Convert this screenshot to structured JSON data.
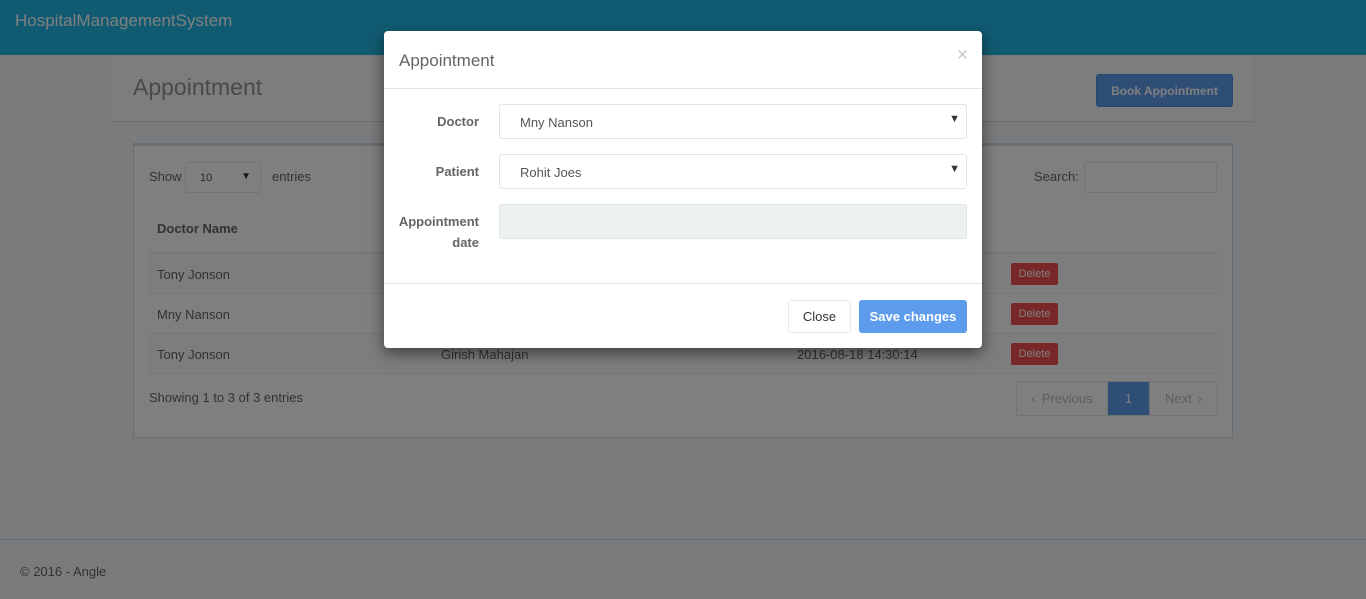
{
  "navbar": {
    "brand": "HospitalManagementSystem"
  },
  "heading": {
    "title": "Appointment",
    "book_button": "Book Appointment"
  },
  "table": {
    "length_label_before": "Show",
    "length_value": "10",
    "length_label_after": "entries",
    "search_label": "Search:",
    "columns": [
      "Doctor Name"
    ],
    "rows": [
      {
        "doctor": "Tony Jonson",
        "patient": "",
        "date": "",
        "action": "Delete"
      },
      {
        "doctor": "Mny Nanson",
        "patient": "",
        "date": "",
        "action": "Delete"
      },
      {
        "doctor": "Tony Jonson",
        "patient": "Girish Mahajan",
        "date": "2016-08-18 14:30:14",
        "action": "Delete"
      }
    ],
    "info": "Showing 1 to 3 of 3 entries",
    "pagination": {
      "previous": "Previous",
      "current": "1",
      "next": "Next"
    }
  },
  "footer": {
    "text": "© 2016 - Angle"
  },
  "modal": {
    "title": "Appointment",
    "close_symbol": "×",
    "doctor_label": "Doctor",
    "doctor_value": "Mny Nanson",
    "patient_label": "Patient",
    "patient_value": "Rohit Joes",
    "date_label_line1": "Appointment",
    "date_label_line2": "date",
    "close_button": "Close",
    "save_button": "Save changes"
  },
  "colors": {
    "navbar": "#23b7e5",
    "primary": "#5d9cec",
    "danger": "#f05050"
  },
  "icons": {
    "select_caret": "caret-down-icon",
    "modal_close": "close-icon"
  }
}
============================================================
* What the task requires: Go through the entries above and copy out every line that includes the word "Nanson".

* Solution for this problem:
        "doctor": "Mny Nanson",
    "doctor_value": "Mny Nanson",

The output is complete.